Problem requirements
Copy each entry below exactly.

Data to process
──────────
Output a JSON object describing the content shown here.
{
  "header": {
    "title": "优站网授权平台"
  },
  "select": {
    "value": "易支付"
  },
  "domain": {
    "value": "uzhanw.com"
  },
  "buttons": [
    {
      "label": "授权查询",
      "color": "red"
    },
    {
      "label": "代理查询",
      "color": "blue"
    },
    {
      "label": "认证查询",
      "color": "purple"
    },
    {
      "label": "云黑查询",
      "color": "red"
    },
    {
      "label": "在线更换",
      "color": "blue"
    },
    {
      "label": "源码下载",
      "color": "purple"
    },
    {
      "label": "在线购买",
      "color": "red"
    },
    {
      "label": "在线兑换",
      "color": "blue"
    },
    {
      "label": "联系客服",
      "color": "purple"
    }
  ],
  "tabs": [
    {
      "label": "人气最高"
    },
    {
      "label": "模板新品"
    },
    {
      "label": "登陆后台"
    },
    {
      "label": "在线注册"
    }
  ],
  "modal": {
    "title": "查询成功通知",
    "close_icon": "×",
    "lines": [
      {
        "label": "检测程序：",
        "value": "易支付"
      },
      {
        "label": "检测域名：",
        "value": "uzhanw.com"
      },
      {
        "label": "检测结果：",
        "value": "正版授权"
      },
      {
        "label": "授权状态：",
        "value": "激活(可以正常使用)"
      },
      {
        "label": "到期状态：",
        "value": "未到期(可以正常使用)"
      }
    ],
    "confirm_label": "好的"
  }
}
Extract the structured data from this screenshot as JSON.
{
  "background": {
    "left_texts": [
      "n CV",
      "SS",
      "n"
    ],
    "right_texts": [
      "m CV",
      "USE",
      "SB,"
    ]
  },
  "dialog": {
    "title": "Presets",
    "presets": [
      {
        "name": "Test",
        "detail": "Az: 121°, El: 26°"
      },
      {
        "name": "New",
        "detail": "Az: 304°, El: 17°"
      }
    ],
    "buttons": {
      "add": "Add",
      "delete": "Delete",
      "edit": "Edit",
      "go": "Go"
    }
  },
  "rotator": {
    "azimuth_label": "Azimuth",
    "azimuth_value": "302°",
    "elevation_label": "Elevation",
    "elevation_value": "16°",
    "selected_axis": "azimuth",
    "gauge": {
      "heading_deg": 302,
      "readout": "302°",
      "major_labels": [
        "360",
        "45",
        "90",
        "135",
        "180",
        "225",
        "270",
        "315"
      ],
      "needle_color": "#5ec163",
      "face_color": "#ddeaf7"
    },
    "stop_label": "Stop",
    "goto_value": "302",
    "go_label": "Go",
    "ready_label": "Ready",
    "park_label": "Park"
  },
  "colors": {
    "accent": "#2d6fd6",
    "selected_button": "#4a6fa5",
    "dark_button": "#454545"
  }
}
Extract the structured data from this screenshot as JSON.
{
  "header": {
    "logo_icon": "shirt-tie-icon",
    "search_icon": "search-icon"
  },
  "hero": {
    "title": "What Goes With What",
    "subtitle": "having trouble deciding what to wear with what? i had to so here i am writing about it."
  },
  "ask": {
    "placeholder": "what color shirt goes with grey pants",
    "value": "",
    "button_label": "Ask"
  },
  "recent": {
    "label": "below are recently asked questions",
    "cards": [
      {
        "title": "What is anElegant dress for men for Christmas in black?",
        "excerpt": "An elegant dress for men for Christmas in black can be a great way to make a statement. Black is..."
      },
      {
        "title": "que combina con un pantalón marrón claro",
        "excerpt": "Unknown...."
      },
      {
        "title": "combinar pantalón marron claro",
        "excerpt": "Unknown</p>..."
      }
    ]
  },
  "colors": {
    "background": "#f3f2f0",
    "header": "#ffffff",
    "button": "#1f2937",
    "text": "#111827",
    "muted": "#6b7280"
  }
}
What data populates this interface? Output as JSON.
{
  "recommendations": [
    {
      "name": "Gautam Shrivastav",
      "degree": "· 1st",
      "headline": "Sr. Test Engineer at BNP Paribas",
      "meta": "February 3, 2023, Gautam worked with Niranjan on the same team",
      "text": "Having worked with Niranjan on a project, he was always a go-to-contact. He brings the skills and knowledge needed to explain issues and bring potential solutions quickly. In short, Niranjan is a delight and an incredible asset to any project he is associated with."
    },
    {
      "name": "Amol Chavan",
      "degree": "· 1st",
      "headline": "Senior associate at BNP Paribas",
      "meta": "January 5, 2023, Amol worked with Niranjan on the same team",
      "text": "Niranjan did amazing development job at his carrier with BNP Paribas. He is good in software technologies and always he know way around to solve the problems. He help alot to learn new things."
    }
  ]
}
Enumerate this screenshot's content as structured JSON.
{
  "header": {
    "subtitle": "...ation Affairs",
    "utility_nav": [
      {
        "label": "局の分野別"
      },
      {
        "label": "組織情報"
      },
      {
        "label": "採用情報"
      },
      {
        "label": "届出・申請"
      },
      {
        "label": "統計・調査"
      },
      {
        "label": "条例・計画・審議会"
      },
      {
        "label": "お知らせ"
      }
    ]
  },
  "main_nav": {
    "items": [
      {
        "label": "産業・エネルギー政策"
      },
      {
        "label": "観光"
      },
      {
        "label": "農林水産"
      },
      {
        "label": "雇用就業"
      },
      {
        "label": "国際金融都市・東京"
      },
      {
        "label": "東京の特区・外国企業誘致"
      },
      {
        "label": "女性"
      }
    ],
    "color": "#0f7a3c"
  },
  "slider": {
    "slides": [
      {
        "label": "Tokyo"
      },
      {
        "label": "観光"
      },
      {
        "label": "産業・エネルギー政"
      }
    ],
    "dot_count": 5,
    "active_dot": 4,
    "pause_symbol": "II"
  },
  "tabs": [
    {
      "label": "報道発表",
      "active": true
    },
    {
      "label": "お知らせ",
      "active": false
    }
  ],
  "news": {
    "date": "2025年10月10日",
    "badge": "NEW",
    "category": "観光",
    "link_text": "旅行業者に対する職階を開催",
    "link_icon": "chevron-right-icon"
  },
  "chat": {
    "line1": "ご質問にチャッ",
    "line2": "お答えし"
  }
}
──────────
Written response
Output a JSON object describing the content shown here.
{
  "header": {
    "title": "优站网授权平台"
  },
  "select": {
    "value": "易支付"
  },
  "domain": {
    "value": "uzhanw.com"
  },
  "buttons": [
    {
      "label": "授权查询",
      "color": "red"
    },
    {
      "label": "代理查询",
      "color": "blue"
    },
    {
      "label": "认证查询",
      "color": "purple"
    },
    {
      "label": "云黑查询",
      "color": "red"
    },
    {
      "label": "在线更换",
      "color": "blue"
    },
    {
      "label": "源码下载",
      "color": "purple"
    },
    {
      "label": "在线购买",
      "color": "red"
    },
    {
      "label": "在线兑换",
      "color": "blue"
    },
    {
      "label": "联系客服",
      "color": "purple"
    }
  ],
  "tabs": [
    {
      "label": "人气最高"
    },
    {
      "label": "模板新品"
    },
    {
      "label": "登陆后台"
    },
    {
      "label": "在线注册"
    }
  ],
  "modal": {
    "title": "查询成功通知",
    "close_icon": "×",
    "lines": [
      {
        "label": "检测程序：",
        "value": "易支付"
      },
      {
        "label": "检测域名：",
        "value": "uzhanw.com"
      },
      {
        "label": "检测结果：",
        "value": "正版授权"
      },
      {
        "label": "授权状态：",
        "value": "激活(可以正常使用)"
      },
      {
        "label": "到期状态：",
        "value": "未到期(可以正常使用)"
      }
    ],
    "confirm_label": "好的"
  }
}
Extract the structured data from this screenshot as JSON.
{
  "background": {
    "left_texts": [
      "n CV",
      "SS",
      "n"
    ],
    "right_texts": [
      "m CV",
      "USE",
      "SB,"
    ]
  },
  "dialog": {
    "title": "Presets",
    "presets": [
      {
        "name": "Test",
        "detail": "Az: 121°, El: 26°"
      },
      {
        "name": "New",
        "detail": "Az: 304°, El: 17°"
      }
    ],
    "buttons": {
      "add": "Add",
      "delete": "Delete",
      "edit": "Edit",
      "go": "Go"
    }
  },
  "rotator": {
    "azimuth_label": "Azimuth",
    "azimuth_value": "302°",
    "elevation_label": "Elevation",
    "elevation_value": "16°",
    "selected_axis": "azimuth",
    "gauge": {
      "heading_deg": 302,
      "readout": "302°",
      "major_labels": [
        "360",
        "45",
        "90",
        "135",
        "180",
        "225",
        "270",
        "315"
      ],
      "needle_color": "#5ec163",
      "face_color": "#ddeaf7"
    },
    "stop_label": "Stop",
    "goto_value": "302",
    "go_label": "Go",
    "ready_label": "Ready",
    "park_label": "Park"
  },
  "colors": {
    "accent": "#2d6fd6",
    "selected_button": "#4a6fa5",
    "dark_button": "#454545"
  }
}
Extract the structured data from this screenshot as JSON.
{
  "header": {
    "logo_icon": "shirt-tie-icon",
    "search_icon": "search-icon"
  },
  "hero": {
    "title": "What Goes With What",
    "subtitle": "having trouble deciding what to wear with what? i had to so here i am writing about it."
  },
  "ask": {
    "placeholder": "what color shirt goes with grey pants",
    "value": "",
    "button_label": "Ask"
  },
  "recent": {
    "label": "below are recently asked questions",
    "cards": [
      {
        "title": "What is anElegant dress for men for Christmas in black?",
        "excerpt": "An elegant dress for men for Christmas in black can be a great way to make a statement. Black is..."
      },
      {
        "title": "que combina con un pantalón marrón claro",
        "excerpt": "Unknown...."
      },
      {
        "title": "combinar pantalón marron claro",
        "excerpt": "Unknown</p>..."
      }
    ]
  },
  "colors": {
    "background": "#f3f2f0",
    "header": "#ffffff",
    "button": "#1f2937",
    "text": "#111827",
    "muted": "#6b7280"
  }
}
What data populates this interface? Output as JSON.
{
  "recommendations": [
    {
      "name": "Gautam Shrivastav",
      "degree": "· 1st",
      "headline": "Sr. Test Engineer at BNP Paribas",
      "meta": "February 3, 2023, Gautam worked with Niranjan on the same team",
      "text": "Having worked with Niranjan on a project, he was always a go-to-contact. He brings the skills and knowledge needed to explain issues and bring potential solutions quickly. In short, Niranjan is a delight and an incredible asset to any project he is associated with."
    },
    {
      "name": "Amol Chavan",
      "degree": "· 1st",
      "headline": "Senior associate at BNP Paribas",
      "meta": "January 5, 2023, Amol worked with Niranjan on the same team",
      "text": "Niranjan did amazing development job at his carrier with BNP Paribas. He is good in software technologies and always he know way around to solve the problems. He help alot to learn new things."
    }
  ]
}
Enumerate this screenshot's content as structured JSON.
{
  "header": {
    "subtitle": "...ation Affairs",
    "utility_nav": [
      {
        "label": "局の分野別"
      },
      {
        "label": "組織情報"
      },
      {
        "label": "採用情報"
      },
      {
        "label": "届出・申請"
      },
      {
        "label": "統計・調査"
      },
      {
        "label": "条例・計画・審議会"
      },
      {
        "label": "お知らせ"
      }
    ]
  },
  "main_nav": {
    "items": [
      {
        "label": "産業・エネルギー政策"
      },
      {
        "label": "観光"
      },
      {
        "label": "農林水産"
      },
      {
        "label": "雇用就業"
      },
      {
        "label": "国際金融都市・東京"
      },
      {
        "label": "東京の特区・外国企業誘致"
      },
      {
        "label": "女性"
      }
    ],
    "color": "#0f7a3c"
  },
  "slider": {
    "slides": [
      {
        "label": "Tokyo"
      },
      {
        "label": "観光"
      },
      {
        "label": "産業・エネルギー政"
      }
    ],
    "dot_count": 5,
    "active_dot": 4,
    "pause_symbol": "II"
  },
  "tabs": [
    {
      "label": "報道発表",
      "active": true
    },
    {
      "label": "お知らせ",
      "active": false
    }
  ],
  "news": {
    "date": "2025年10月10日",
    "badge": "NEW",
    "category": "観光",
    "link_text": "旅行業者に対する職階を開催",
    "link_icon": "chevron-right-icon"
  },
  "chat": {
    "line1": "ご質問にチャッ",
    "line2": "お答えし"
  }
}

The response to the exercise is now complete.